The contemporary management of acute coronary syndromes focuses on timely reperfusion, risk stratification, and introduction of proven pharmacotherapy in appropriately selected individuals. The timeline of this intervention has become quite truncated with many patients discharged within 3 days of an acute ST-segment elevation MI. Accordingly, inpatient cardiac rehabilitation has assumed an introductory role. It is focused on early mobilization, starting as soon as patients are hemodynamically stable and free of symptoms of ischemia, arrhythmia, or HF. As the patient progresses to an ECG telemetry environment, progressive ambulation is appropriate, initially with assistance and hemodynamic assessment before, during, and after exercise.

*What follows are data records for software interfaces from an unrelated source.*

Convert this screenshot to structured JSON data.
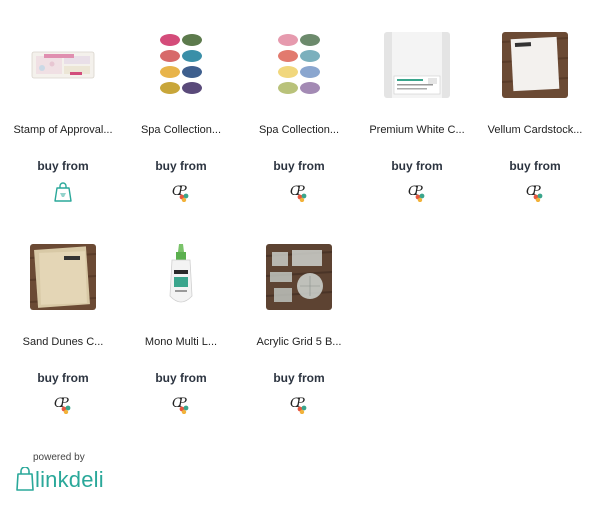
{
  "products": [
    {
      "title": "Stamp of Approval...",
      "buy_label": "buy from",
      "thumb_icon": "stamp-set-image",
      "shop_icon": "shopping-bag-icon"
    },
    {
      "title": "Spa Collection...",
      "buy_label": "buy from",
      "thumb_icon": "ink-pads-image",
      "shop_icon": "retailer-logo-icon"
    },
    {
      "title": "Spa Collection...",
      "buy_label": "buy from",
      "thumb_icon": "ink-pads-image",
      "shop_icon": "retailer-logo-icon"
    },
    {
      "title": "Premium White C...",
      "buy_label": "buy from",
      "thumb_icon": "cardstock-image",
      "shop_icon": "retailer-logo-icon"
    },
    {
      "title": "Vellum Cardstock...",
      "buy_label": "buy from",
      "thumb_icon": "vellum-image",
      "shop_icon": "retailer-logo-icon"
    },
    {
      "title": "Sand Dunes C...",
      "buy_label": "buy from",
      "thumb_icon": "sand-cardstock-image",
      "shop_icon": "retailer-logo-icon"
    },
    {
      "title": "Mono Multi L...",
      "buy_label": "buy from",
      "thumb_icon": "glue-bottle-image",
      "shop_icon": "retailer-logo-icon"
    },
    {
      "title": "Acrylic Grid 5 B...",
      "buy_label": "buy from",
      "thumb_icon": "acrylic-blocks-image",
      "shop_icon": "retailer-logo-icon"
    }
  ],
  "footer": {
    "powered_by": "powered by",
    "brand": "linkdeli",
    "brand_color": "#2aa89a"
  },
  "colors": {
    "buy_text": "#2c3440",
    "accent": "#2aa89a"
  }
}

Patients are often unable to assimilate the large amount of information that needs to be introduced. Therefore, the current emphasis is on providing written information for the patient and family, ensuring stable clinical status with activities of daily living, and referring the patient to an appropriate comprehensive cardiac rehabilitation program. In addition, ensuring that patients are discharged from the hospital on appropriate medical therapy is an important part of the initial intervention. A number of practice tools are available to help address the gap between recommended therapy and that which is delivered in practice. Patients are usually more adherent to drug therapy when it is initiated in the inpatient environment.
Early Outpatient Rehabilitation

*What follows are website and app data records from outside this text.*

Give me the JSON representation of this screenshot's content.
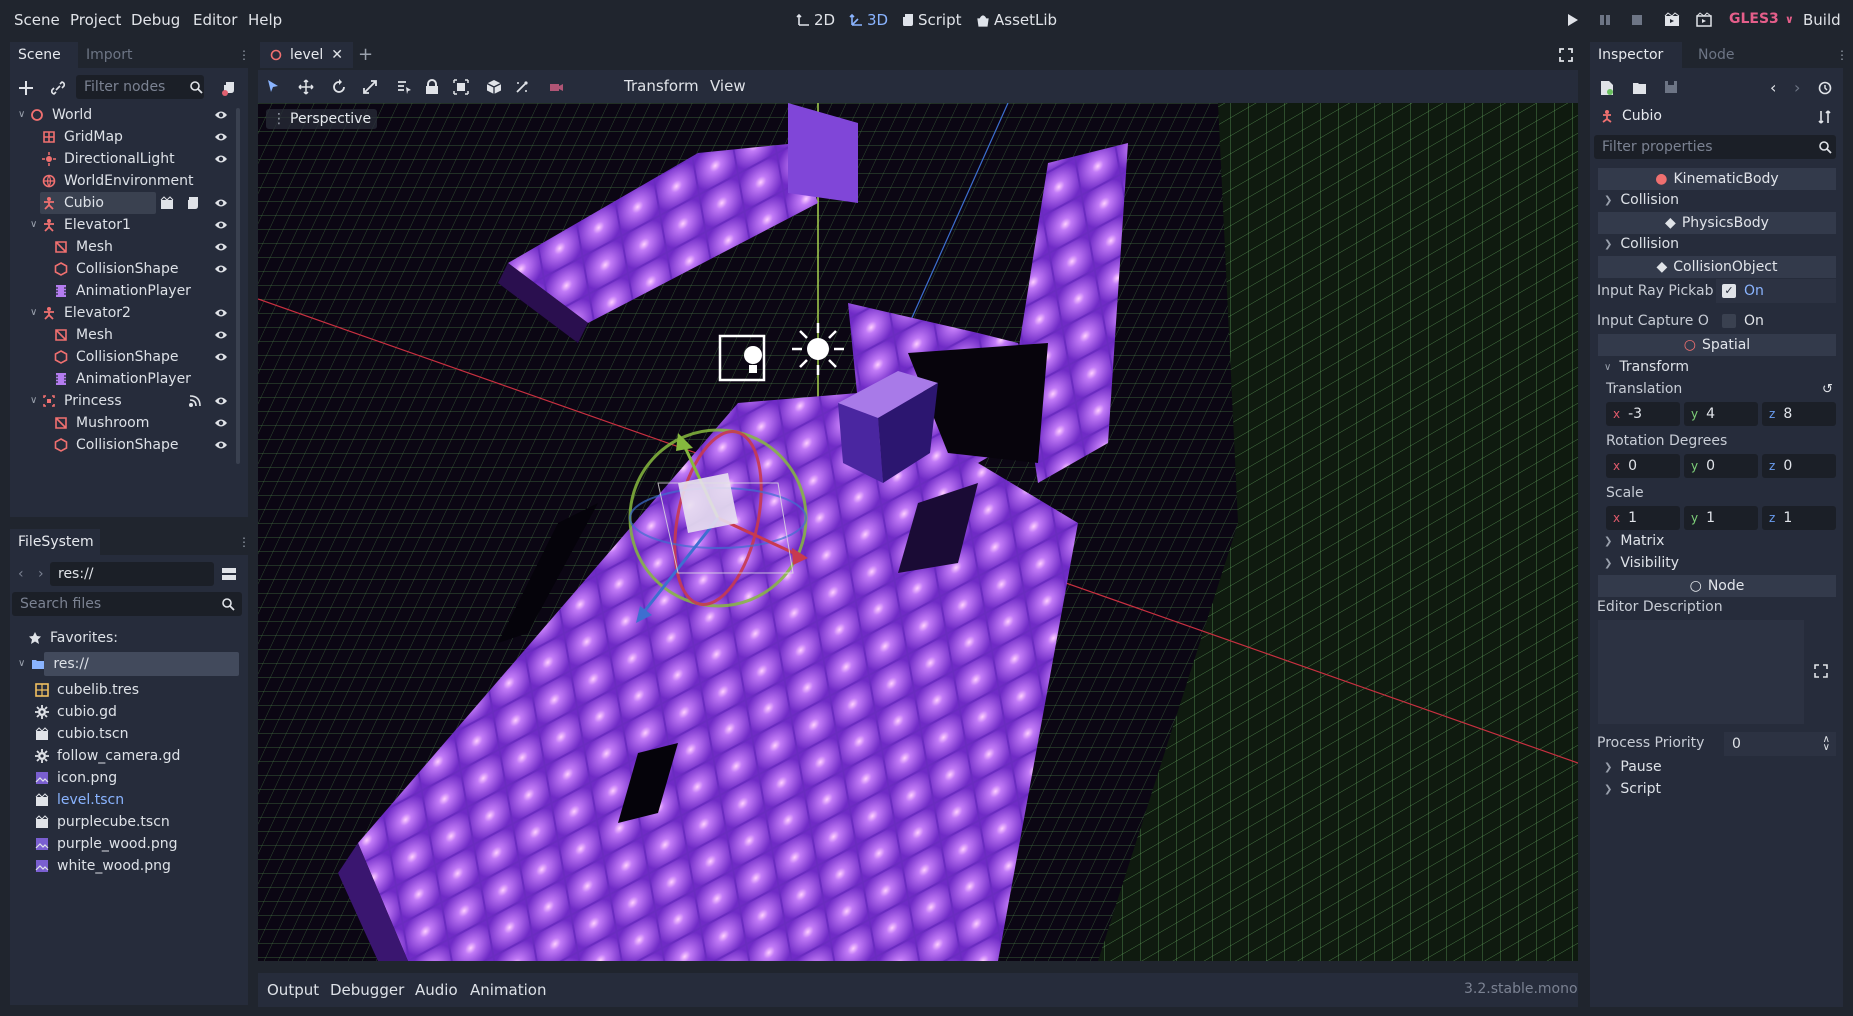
{
  "menu": [
    "Scene",
    "Project",
    "Debug",
    "Editor",
    "Help"
  ],
  "modes": [
    {
      "label": "2D",
      "active": false
    },
    {
      "label": "3D",
      "active": true
    },
    {
      "label": "Script",
      "active": false
    },
    {
      "label": "AssetLib",
      "active": false
    }
  ],
  "renderer": "GLES3",
  "build_label": "Build",
  "scene_dock": {
    "tabs": [
      "Scene",
      "Import"
    ],
    "filter_placeholder": "Filter nodes",
    "tree": [
      {
        "label": "World",
        "icon": "spatial-icon",
        "depth": 0,
        "collapsible": true,
        "color": "#f07070"
      },
      {
        "label": "GridMap",
        "icon": "gridmap-icon",
        "depth": 1,
        "color": "#f07070"
      },
      {
        "label": "DirectionalLight",
        "icon": "light-icon",
        "depth": 1,
        "color": "#f07070"
      },
      {
        "label": "WorldEnvironment",
        "icon": "environment-icon",
        "depth": 1,
        "color": "#f07070"
      },
      {
        "label": "Cubio",
        "icon": "kinematic-body-icon",
        "depth": 1,
        "selected": true,
        "color": "#f07070"
      },
      {
        "label": "Elevator1",
        "icon": "kinematic-body-icon",
        "depth": 1,
        "collapsible": true,
        "color": "#f07070"
      },
      {
        "label": "Mesh",
        "icon": "mesh-icon",
        "depth": 2,
        "color": "#f07070"
      },
      {
        "label": "CollisionShape",
        "icon": "collision-shape-icon",
        "depth": 2,
        "color": "#f07070"
      },
      {
        "label": "AnimationPlayer",
        "icon": "animation-player-icon",
        "depth": 2,
        "color": "#b47cf0"
      },
      {
        "label": "Elevator2",
        "icon": "kinematic-body-icon",
        "depth": 1,
        "collapsible": true,
        "color": "#f07070"
      },
      {
        "label": "Mesh",
        "icon": "mesh-icon",
        "depth": 2,
        "color": "#f07070"
      },
      {
        "label": "CollisionShape",
        "icon": "collision-shape-icon",
        "depth": 2,
        "color": "#f07070"
      },
      {
        "label": "AnimationPlayer",
        "icon": "animation-player-icon",
        "depth": 2,
        "color": "#b47cf0"
      },
      {
        "label": "Princess",
        "icon": "area-icon",
        "depth": 1,
        "collapsible": true,
        "color": "#f07070"
      },
      {
        "label": "Mushroom",
        "icon": "mesh-icon",
        "depth": 2,
        "color": "#f07070"
      },
      {
        "label": "CollisionShape",
        "icon": "collision-shape-icon",
        "depth": 2,
        "color": "#f07070"
      }
    ]
  },
  "filesystem": {
    "tab": "FileSystem",
    "path": "res://",
    "search_placeholder": "Search files",
    "favorites_label": "Favorites:",
    "root_label": "res://",
    "files": [
      {
        "label": "cubelib.tres",
        "icon": "mesh-library-icon",
        "highlight": false
      },
      {
        "label": "cubio.gd",
        "icon": "gear-icon",
        "highlight": false
      },
      {
        "label": "cubio.tscn",
        "icon": "scene-icon",
        "highlight": false
      },
      {
        "label": "follow_camera.gd",
        "icon": "gear-icon",
        "highlight": false
      },
      {
        "label": "icon.png",
        "icon": "image-icon",
        "highlight": false
      },
      {
        "label": "level.tscn",
        "icon": "scene-icon",
        "highlight": true
      },
      {
        "label": "purplecube.tscn",
        "icon": "scene-icon",
        "highlight": false
      },
      {
        "label": "purple_wood.png",
        "icon": "image-icon",
        "highlight": false
      },
      {
        "label": "white_wood.png",
        "icon": "image-icon",
        "highlight": false
      }
    ]
  },
  "editor_tab": "level",
  "viewport_toolbar": {
    "transform_menu": "Transform",
    "view_menu": "View"
  },
  "viewport_label": "Perspective",
  "bottom_tabs": [
    "Output",
    "Debugger",
    "Audio",
    "Animation"
  ],
  "version": "3.2.stable.mono",
  "inspector": {
    "tabs": [
      "Inspector",
      "Node"
    ],
    "object_name": "Cubio",
    "filter_placeholder": "Filter properties",
    "sections": {
      "kinematic": "KinematicBody",
      "collision1": "Collision",
      "physics": "PhysicsBody",
      "collision2": "Collision",
      "collision_object": "CollisionObject",
      "spatial": "Spatial",
      "transform": "Transform",
      "matrix": "Matrix",
      "visibility": "Visibility",
      "node": "Node",
      "pause": "Pause",
      "script": "Script"
    },
    "input_ray_pickable": {
      "label": "Input Ray Pickab",
      "value": "On",
      "checked": true
    },
    "input_capture": {
      "label": "Input Capture O",
      "value": "On",
      "checked": false
    },
    "translation": {
      "label": "Translation",
      "x": "-3",
      "y": "4",
      "z": "8"
    },
    "rotation": {
      "label": "Rotation Degrees",
      "x": "0",
      "y": "0",
      "z": "0"
    },
    "scale": {
      "label": "Scale",
      "x": "1",
      "y": "1",
      "z": "1"
    },
    "editor_description": "Editor Description",
    "process_priority": {
      "label": "Process Priority",
      "value": "0"
    }
  },
  "colors": {
    "accent": "#8ab4ff",
    "node3d": "#f07070",
    "anim": "#b47cf0"
  }
}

When formal cardiac rehabilitation programs first evolved in the 1960s and 1970s, the primary concern was the safety of early exercise. As such, ECG telemetry monitoring was incorporated as a means of surveillance for significant arrhythmias. Currently, this monitoring goes beyond telemetry and includes surveillance of symptoms; hemodynamics; glycemic response to exercise (in diabetics); weight; tobacco use; emotional status; and adherence to medications, diet, and home exercise. It also includes review of each individual’s pharmacologic and device therapy to ensure adherence with consensus guidelines. This monitored phase is an intensive, multidisciplinary intervention focused on educating the individual about the disease, its manifestations, and all aspects of its treatment. The goal is to provide each participant with the tools needed to slow disease progression, maintain optimal functional status, and become an informed and active participant in managing his or her condition.

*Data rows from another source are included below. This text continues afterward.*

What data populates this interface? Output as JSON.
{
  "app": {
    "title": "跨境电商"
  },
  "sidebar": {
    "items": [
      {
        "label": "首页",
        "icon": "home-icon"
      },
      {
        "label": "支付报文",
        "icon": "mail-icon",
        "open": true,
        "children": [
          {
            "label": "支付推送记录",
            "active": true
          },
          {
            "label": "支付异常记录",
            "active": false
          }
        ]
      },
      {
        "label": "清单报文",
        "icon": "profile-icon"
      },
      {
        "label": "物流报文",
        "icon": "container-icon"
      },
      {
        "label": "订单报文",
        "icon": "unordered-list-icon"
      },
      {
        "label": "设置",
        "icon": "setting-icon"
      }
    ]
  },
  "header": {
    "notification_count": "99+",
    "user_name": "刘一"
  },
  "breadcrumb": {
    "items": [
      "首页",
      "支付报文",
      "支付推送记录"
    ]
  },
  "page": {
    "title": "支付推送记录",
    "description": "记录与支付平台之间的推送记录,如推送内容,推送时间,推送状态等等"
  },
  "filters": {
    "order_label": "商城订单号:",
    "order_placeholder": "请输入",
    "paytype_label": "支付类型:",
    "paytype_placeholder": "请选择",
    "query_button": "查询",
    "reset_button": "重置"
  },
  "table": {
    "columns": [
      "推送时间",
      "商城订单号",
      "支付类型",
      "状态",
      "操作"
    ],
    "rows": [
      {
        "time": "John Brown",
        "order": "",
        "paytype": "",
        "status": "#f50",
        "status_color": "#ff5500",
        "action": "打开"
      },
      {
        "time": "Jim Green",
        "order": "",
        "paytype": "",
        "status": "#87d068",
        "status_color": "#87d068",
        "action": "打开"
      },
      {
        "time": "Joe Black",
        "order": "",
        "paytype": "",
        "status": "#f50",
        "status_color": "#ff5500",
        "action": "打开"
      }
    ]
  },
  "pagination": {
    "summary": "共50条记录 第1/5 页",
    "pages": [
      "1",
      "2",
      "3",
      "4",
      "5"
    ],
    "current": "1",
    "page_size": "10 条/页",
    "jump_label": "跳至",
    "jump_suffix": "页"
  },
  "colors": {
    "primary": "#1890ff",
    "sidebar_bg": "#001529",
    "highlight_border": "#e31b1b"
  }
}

The distinction between traditional phase III (medically supervised) and IV (nonmedically supervised) cardiac rehabilitation has been unclear for some time. Most participants progress to independent exercise without a transitional “phase III.” Nonetheless, some patients are concerned by the prospect of continuing exercise in unfamiliar surroundings and elect to continue exercising at a cardiac rehabilitation facility where they feel safe and are familiar with the personnel, protocol, facilities, and clientele. Clinical features occasionally mandate closer supervision than an unmonitored independent exercise program because of adherence, cognitive limitations, serious comorbidities, hemodynamics, or arrhythmias that require medical supervision during exercise. Unfortunately, continuing cardiac rehabilitation services under such circumstances is generally not reimbursed by third-party payers. Regardless of the venue and the degree of medical surveillance, the goal of this maintenance phase is exercise independence and adherence to exercise prescription, healthy diet, weight management, tobacco abstinence, and medications. For further information, please refer to Chapter 45, Rehabilitation of the Patient with Coronary Heart Disease.